Brought to you by Charles P. Hahn, CFP® in conjunction with Lincoln Financial Advisors*
Would you trust your medical diagnosis to a casual acquaintance? Do you cut your own hair or dry clean your own clothes? For some services, it makes more sense to pay a professional who has the expertise to deliver the appropriate results. A professional financial advisor can help you build a sound estate plan, designed to help you toward your long-term financial planning goals. These six steps can help you locate and get the most out of this important relationship.
Choosing Your Financial Advisor. One of the best ways to find a financial advisor is through a referral of a friend or relative. Your accountant or lawyer may also be able to provide you with a referral. Since they come with a recommendation from someone you trust, referrals can help you feel more confident about your choice of a financial advisor. You can also find a financial advisor by attending an investment seminar or reading the business section of your local newspaper.
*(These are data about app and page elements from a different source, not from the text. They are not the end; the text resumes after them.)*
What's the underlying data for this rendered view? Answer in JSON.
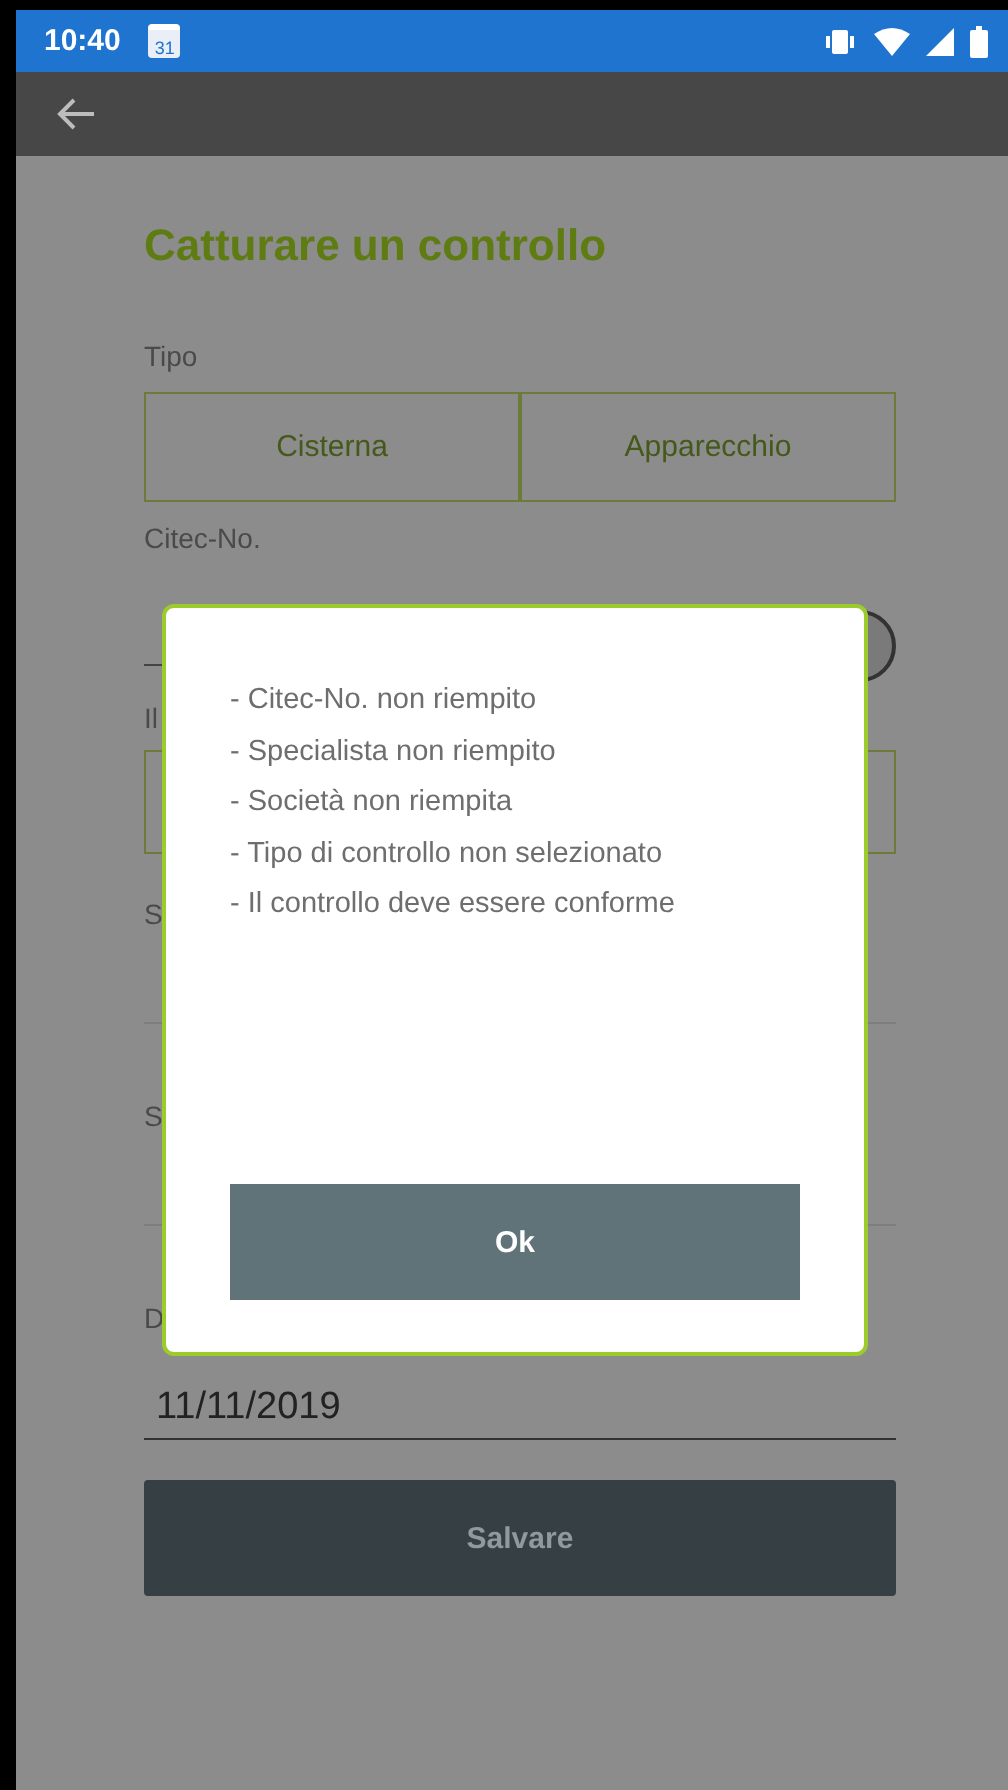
{
  "status_bar": {
    "time": "10:40",
    "calendar_day": "31"
  },
  "page": {
    "title": "Catturare un controllo",
    "type_label": "Tipo",
    "type_options": [
      {
        "label": "Cisterna",
        "selected": false
      },
      {
        "label": "Apparecchio",
        "selected": false
      }
    ],
    "citec_label": "Citec-No.",
    "label_4": "Il",
    "label_5": "S",
    "label_6": "S",
    "label_7": "D",
    "date_value": "11/11/2019",
    "save_button": "Salvare"
  },
  "dialog": {
    "messages": [
      "- Citec-No. non riempito",
      "- Specialista non riempito",
      "- Società non riempita",
      "- Tipo di controllo non selezionato",
      "- Il controllo deve essere conforme"
    ],
    "ok_button": "Ok"
  }
}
Set Up a Consultation. Your first meeting is an opportunity to become acquainted with the advisor and find out if you feel comfortable working together. You should make sure a prospective advisor is a good match for your financial outlook and personality. Ask the advisor about the types of clients he or she is currently working with and try to evaluate if your financial objectives are well matched to their areas of expertise. Follow up with questions about education, experience, and qualifications. Before selecting an advisor, you should feel confident that a prospective advisor can accurately explain the financial arena and the benefits of different financial planning tools.
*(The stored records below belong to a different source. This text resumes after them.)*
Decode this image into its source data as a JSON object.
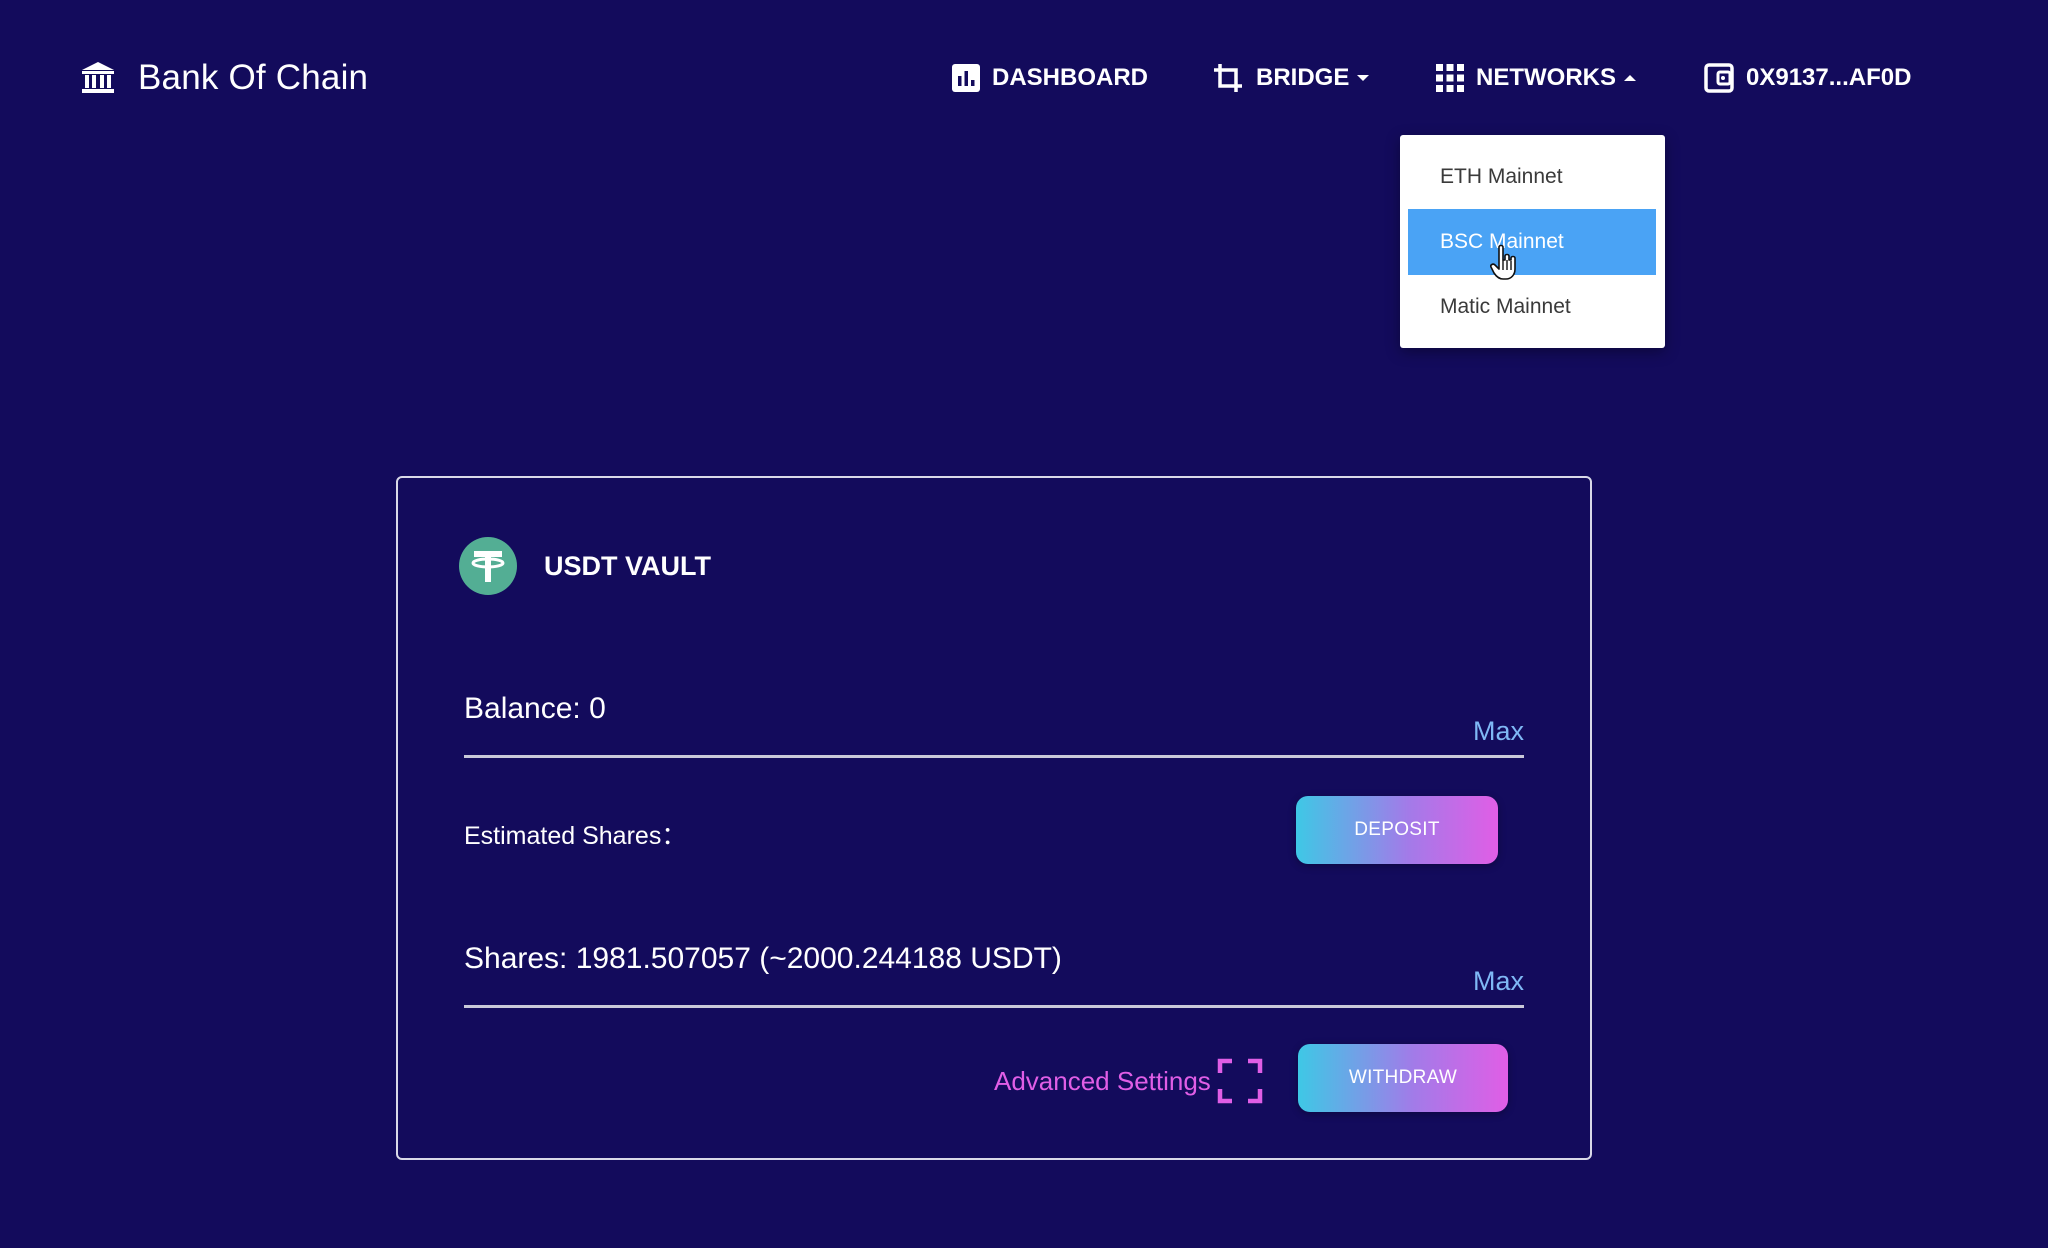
{
  "header": {
    "brand_title": "Bank Of Chain",
    "brand_icon": "bank-icon",
    "nav": {
      "dashboard": {
        "label": "DASHBOARD",
        "icon": "bar-chart-icon"
      },
      "bridge": {
        "label": "BRIDGE",
        "icon": "crop-icon"
      },
      "networks": {
        "label": "NETWORKS",
        "icon": "grid-icon"
      },
      "wallet": {
        "label": "0X9137...AF0D",
        "icon": "wallet-icon"
      }
    }
  },
  "networks_dropdown": {
    "items": [
      {
        "label": "ETH Mainnet"
      },
      {
        "label": "BSC Mainnet"
      },
      {
        "label": "Matic Mainnet"
      }
    ],
    "selected_index": 1,
    "highlight_color": "#4aa3f5"
  },
  "vault": {
    "title": "USDT VAULT",
    "icon": "usdt-icon",
    "balance_text": "Balance: 0",
    "max_label": "Max",
    "estimated_shares_label": "Estimated Shares：",
    "deposit_label": "DEPOSIT",
    "shares_text": "Shares: 1981.507057 (~2000.244188 USDT)",
    "advanced_settings_label": "Advanced Settings",
    "withdraw_label": "WITHDRAW"
  },
  "colors": {
    "background": "#130b5c",
    "accent_blue": "#7fb8f5",
    "accent_pink": "#e05ee6",
    "usdt_green": "#53ae94"
  }
}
Discuss Your Goals and Obligations. In order to help you clarify your financial goals, your financial advisor will need detailed information about you and your financial situation, philosophy and risk tolerance. Be candid about your income, debts, future obligations, current assets and anything else that may impact your financial situation.
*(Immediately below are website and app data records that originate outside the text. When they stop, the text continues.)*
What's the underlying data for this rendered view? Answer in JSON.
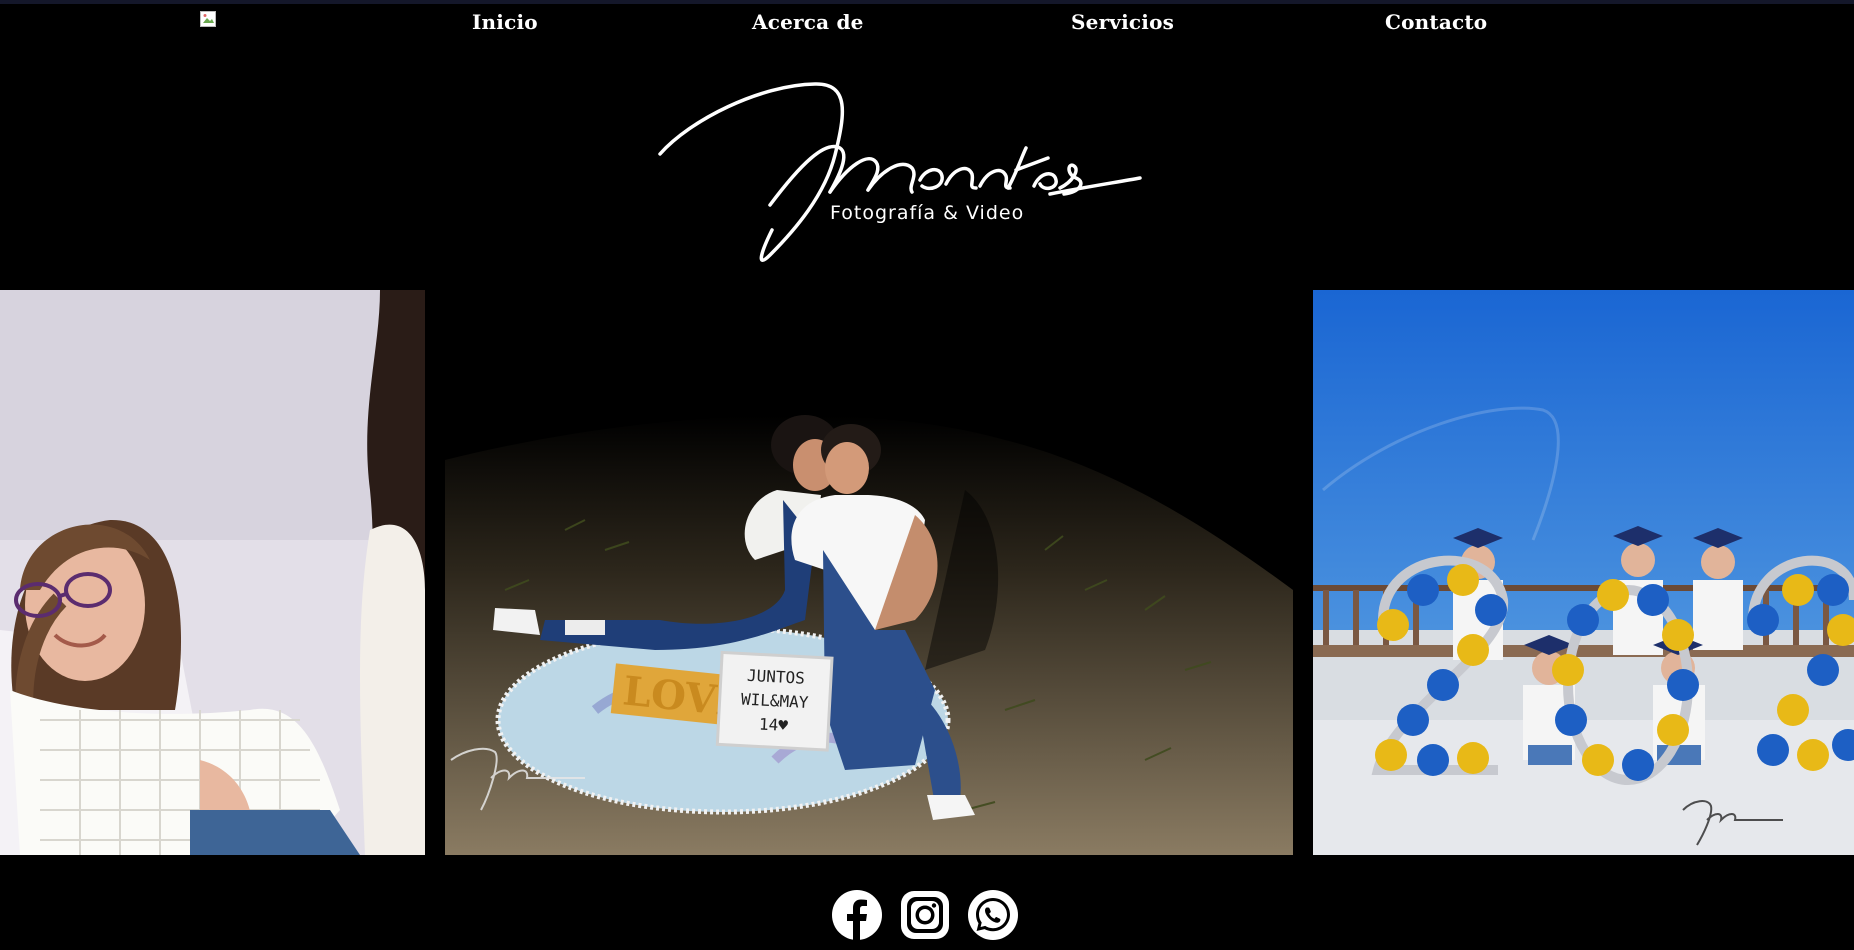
{
  "nav": {
    "broken_image_alt": "",
    "items": [
      {
        "label": "Inicio"
      },
      {
        "label": "Acerca de"
      },
      {
        "label": "Servicios"
      },
      {
        "label": "Contacto"
      }
    ]
  },
  "logo": {
    "wordmark": "Momentos",
    "tagline": "Fotografía & Video"
  },
  "gallery": {
    "photos": [
      {
        "subject": "woman-white-lace-top"
      },
      {
        "subject": "couple-on-beach-blanket",
        "sign_love": "LOVE",
        "letterboard": [
          "JUNTOS",
          "WIL&MAY",
          "14♥"
        ]
      },
      {
        "subject": "children-graduation-balloons"
      }
    ],
    "watermark": "Momentos"
  },
  "social": [
    {
      "icon": "facebook-icon"
    },
    {
      "icon": "instagram-icon"
    },
    {
      "icon": "whatsapp-icon"
    }
  ],
  "colors": {
    "background": "#000000",
    "topline": "#14172a",
    "text": "#ffffff",
    "sky": "#1f6fd6",
    "balloon_blue": "#1d5fc4",
    "balloon_yellow": "#e8b917"
  }
}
Ask Plenty of Questions. The more you know about financial planning, the more control you have over your financial future. Use your financial advisor as a resource. Financial advisors have access to current information that can help you better understand their recommendations and the performance of your plan. And if you don’t understand something, make sure to ask.
Meet or Speak Regularly. Your financial advisor has the expertise and knowledge about financial planning, but won’t be able to fully understand the details of your financial situation unless you share them. In order to keep your estate plan moving in the right direction your advisor needs up-to-date information on life changes that may have financial implications, including:
Marriage or divorce
The birth or adoption of a child
The purchase of a home
A change in your work status, or that of your spouse
Additional current financial responsibilities, such as college payments or care for aging relatives
An inheritance or other financial windfall
Listen. Professional advisors can draw from years of experience and help you maintain a long-term perspective on your investment plan through good markets and bad. You’ll get more out of your relationship if you are open-minded about your advisor’s recommendations. While you may not agree with every idea your advisor presents, being a good listener can help increase your investment knowledge.
Following these six steps can help you locate and have a successful relationship with a financial advisor.
*The content of this material was provided to you by Lincoln Financial Advisors for its representatives and their clients. This article may be picked up by other publications under planner’s bylines.
About Chuck Hahn
Chuck Hahn, CFP® is a registered representative and investment advisor representative of Lincoln Financial Advisors Corp., a broker-dealer (member SIPC) and registered investment advisor, 108 N Main Street, Mansfield, OH, 44902; (419) 522-4333, offering insurance through Lincoln affiliates and other fine companies. This information should not be construed as legal or tax advice.You may want to consult a tax advisor regarding this information as it relates to your personal circumstances. The content of this material was provided to you by Lincoln Financial Advisors for its representatives and their clients.